“I always try to be a crowd pleaser,” Swisher said. “Just being able to come back and having success in this ballpark in front of those people who have watched me through the years is great.”

While in Columbus, he said that people could have caught him reminiscing around OSU’s campus. Swisher said that he drove through the area he once called home and stopped for a bit at the place where his whole career started. He may only think of his college career when on the turf he payed for, but the prints of Swisher’s accomplishments when wearing scarlet and gray won’t soon fade from the memories of Buckeye fans.

As a Buckeye fan himself, Swisher watched this year’s OSU baseball team win the Big Ten tournament championship. He said not just winning a Big Ten title, but having six players drafted was a monumental moment for the program.
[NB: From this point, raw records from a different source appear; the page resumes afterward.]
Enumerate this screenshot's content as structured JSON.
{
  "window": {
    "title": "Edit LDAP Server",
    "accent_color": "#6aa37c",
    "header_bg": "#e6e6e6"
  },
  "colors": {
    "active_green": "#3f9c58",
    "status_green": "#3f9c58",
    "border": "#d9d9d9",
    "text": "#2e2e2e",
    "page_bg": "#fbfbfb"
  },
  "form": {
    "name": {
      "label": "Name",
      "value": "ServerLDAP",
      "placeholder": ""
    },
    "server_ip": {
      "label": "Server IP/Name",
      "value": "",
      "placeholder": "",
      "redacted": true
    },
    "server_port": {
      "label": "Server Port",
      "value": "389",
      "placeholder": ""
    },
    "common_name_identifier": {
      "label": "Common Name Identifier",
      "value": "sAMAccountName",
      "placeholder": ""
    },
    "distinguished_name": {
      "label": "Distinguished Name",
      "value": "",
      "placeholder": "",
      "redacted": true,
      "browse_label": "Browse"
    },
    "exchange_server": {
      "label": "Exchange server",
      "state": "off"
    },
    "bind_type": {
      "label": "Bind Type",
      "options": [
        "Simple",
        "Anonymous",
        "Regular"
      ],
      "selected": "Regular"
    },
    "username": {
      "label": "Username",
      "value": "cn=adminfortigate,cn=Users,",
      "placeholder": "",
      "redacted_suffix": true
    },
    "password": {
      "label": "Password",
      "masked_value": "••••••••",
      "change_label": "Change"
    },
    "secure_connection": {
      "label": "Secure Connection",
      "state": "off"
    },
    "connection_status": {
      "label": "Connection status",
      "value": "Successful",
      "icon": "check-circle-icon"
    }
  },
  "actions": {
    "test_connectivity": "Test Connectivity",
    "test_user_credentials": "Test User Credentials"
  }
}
Being one of five players in the last 15 years taken out of OSU in the top two rounds, Swisher was very complimentary of coach Greg Beals’ work with the program and his ability to transform recruits into professional players.
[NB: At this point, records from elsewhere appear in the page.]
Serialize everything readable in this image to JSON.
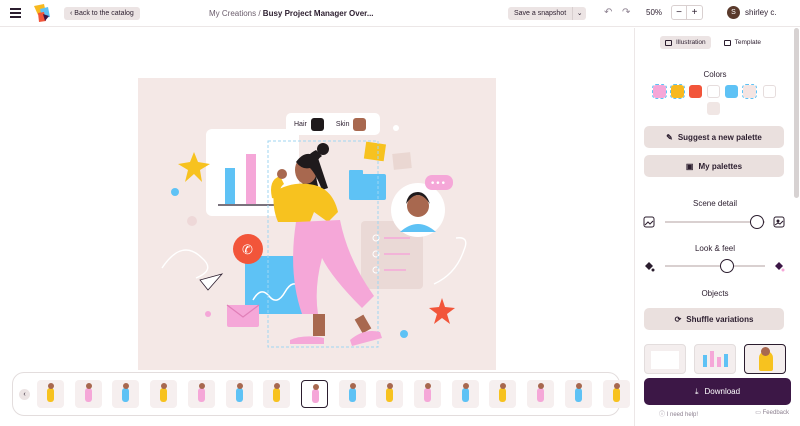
{
  "header": {
    "back_label": "Back to the catalog",
    "breadcrumb_parent": "My Creations",
    "breadcrumb_separator": " / ",
    "breadcrumb_current": "Busy Project Manager Over...",
    "snapshot_label": "Save a snapshot",
    "zoom_value": "50%",
    "zoom_minus": "−",
    "zoom_plus": "+",
    "avatar_initial": "S",
    "username": "shirley c."
  },
  "canvas": {
    "hair_label": "Hair",
    "skin_label": "Skin",
    "hair_color": "#1f1a1c",
    "skin_color": "#a8684f"
  },
  "panel": {
    "tabs": [
      {
        "label": "Illustration",
        "active": true
      },
      {
        "label": "Template",
        "active": false
      }
    ],
    "colors_title": "Colors",
    "colors": [
      "#f5a7d8",
      "#f7b91f",
      "#f2553a",
      "#ffffff",
      "#5ec2f5",
      "#f4e4e2",
      "#ffffff",
      "#f0e6e4"
    ],
    "suggest_label": "Suggest a new palette",
    "palettes_label": "My palettes",
    "scene_detail_title": "Scene detail",
    "scene_detail_level": 0.92,
    "look_feel_title": "Look & feel",
    "look_feel_level": 0.62,
    "objects_title": "Objects",
    "shuffle_label": "Shuffle variations",
    "download_label": "Download",
    "help_label": "I need help!",
    "feedback_label": "Feedback"
  },
  "carousel": {
    "count": 16,
    "selected_index": 7
  }
}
“By all this happening, maybe more people take note of that and say, ‘Hey man, Ohio State can get these guys drafted as well,’” he said. Hopefully it’s really starting to turn now.”

Swisher has played for the Oakland A’s, Chicago White Sox, New York Yankees, Cleveland Indians and Atlanta Braves in his tenure in the majors. He won a World Series championship in 2009 and was an All-Star in 2010 in New York. Once he came over to Cleveland in 2012, his stats dipped tremendously.

After hitting around .200 the past two seasons, now at age 35, Swisher is back with the organization where he experienced his best seasons.

There has been a gaping hole at first base all season for the New York Yankees, one which Swisher can close. Since the spring, the Yankees has had four first basemen on the DL, some of which remain hurt. Aging first baseman Mark Teixeira has one of the worst slugging percentages of all eligible players in MLB. Now with his two backups on the DL, strong performances like the ones in Columbus could put Swisher back in the Yankees clubhouse.

“I think for myself, just kind of getting everything back on track and really controlling the things that I can control,” he said. “That’s really all I can really do for myself.”

There’s no denying that Swisher is nearing the end of his career as a ballplayer. For a guy who’s had success and a lot of time at the major-league level, you can imagine it’s not easy for him to maintain his focus.

“That’s the hard part, man. It’s not where you want to be, but then again in a sense you have to re-prove yourself again and again,” he said. “In the grand scheme of things, bro, I’m just trying to claw and scratch my way back to ‘The Show’ one more time. I still feel like I can do a lot in this game.”

Swisher is a career .249 hitter in the MLB.

Leave a Reply

Your email address will not be published.